**Work required**
Set down all the entries again, word for word.

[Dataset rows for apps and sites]
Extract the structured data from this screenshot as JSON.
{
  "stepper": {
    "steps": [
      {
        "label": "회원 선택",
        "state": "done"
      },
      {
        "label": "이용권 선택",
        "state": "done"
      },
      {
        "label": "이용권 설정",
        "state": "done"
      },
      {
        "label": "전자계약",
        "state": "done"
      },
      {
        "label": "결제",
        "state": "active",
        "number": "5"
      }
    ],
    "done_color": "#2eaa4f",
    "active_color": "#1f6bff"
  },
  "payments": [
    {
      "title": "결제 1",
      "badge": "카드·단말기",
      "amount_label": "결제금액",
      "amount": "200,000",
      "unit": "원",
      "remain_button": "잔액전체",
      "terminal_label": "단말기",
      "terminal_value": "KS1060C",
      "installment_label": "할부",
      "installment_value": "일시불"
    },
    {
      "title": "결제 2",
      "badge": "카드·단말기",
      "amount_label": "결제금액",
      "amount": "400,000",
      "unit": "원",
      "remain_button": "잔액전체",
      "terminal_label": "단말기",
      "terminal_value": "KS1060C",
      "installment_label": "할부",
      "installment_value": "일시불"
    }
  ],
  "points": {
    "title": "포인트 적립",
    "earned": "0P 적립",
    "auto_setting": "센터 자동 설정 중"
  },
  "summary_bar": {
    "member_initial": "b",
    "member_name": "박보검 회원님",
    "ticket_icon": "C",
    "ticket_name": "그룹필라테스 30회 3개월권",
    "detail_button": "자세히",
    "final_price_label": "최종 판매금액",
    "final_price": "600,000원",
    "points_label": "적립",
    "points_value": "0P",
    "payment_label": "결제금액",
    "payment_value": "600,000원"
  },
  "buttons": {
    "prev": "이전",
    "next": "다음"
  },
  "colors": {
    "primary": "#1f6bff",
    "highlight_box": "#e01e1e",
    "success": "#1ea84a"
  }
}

**Answer box**
Extract the structured data from this screenshot as JSON.
{
  "stepper": {
    "steps": [
      {
        "label": "회원 선택",
        "state": "done"
      },
      {
        "label": "이용권 선택",
        "state": "done"
      },
      {
        "label": "이용권 설정",
        "state": "done"
      },
      {
        "label": "전자계약",
        "state": "done"
      },
      {
        "label": "결제",
        "state": "active",
        "number": "5"
      }
    ],
    "done_color": "#2eaa4f",
    "active_color": "#1f6bff"
  },
  "payments": [
    {
      "title": "결제 1",
      "badge": "카드·단말기",
      "amount_label": "결제금액",
      "amount": "200,000",
      "unit": "원",
      "remain_button": "잔액전체",
      "terminal_label": "단말기",
      "terminal_value": "KS1060C",
      "installment_label": "할부",
      "installment_value": "일시불"
    },
    {
      "title": "결제 2",
      "badge": "카드·단말기",
      "amount_label": "결제금액",
      "amount": "400,000",
      "unit": "원",
      "remain_button": "잔액전체",
      "terminal_label": "단말기",
      "terminal_value": "KS1060C",
      "installment_label": "할부",
      "installment_value": "일시불"
    }
  ],
  "points": {
    "title": "포인트 적립",
    "earned": "0P 적립",
    "auto_setting": "센터 자동 설정 중"
  },
  "summary_bar": {
    "member_initial": "b",
    "member_name": "박보검 회원님",
    "ticket_icon": "C",
    "ticket_name": "그룹필라테스 30회 3개월권",
    "detail_button": "자세히",
    "final_price_label": "최종 판매금액",
    "final_price": "600,000원",
    "points_label": "적립",
    "points_value": "0P",
    "payment_label": "결제금액",
    "payment_value": "600,000원"
  },
  "buttons": {
    "prev": "이전",
    "next": "다음"
  },
  "colors": {
    "primary": "#1f6bff",
    "highlight_box": "#e01e1e",
    "success": "#1ea84a"
  }
}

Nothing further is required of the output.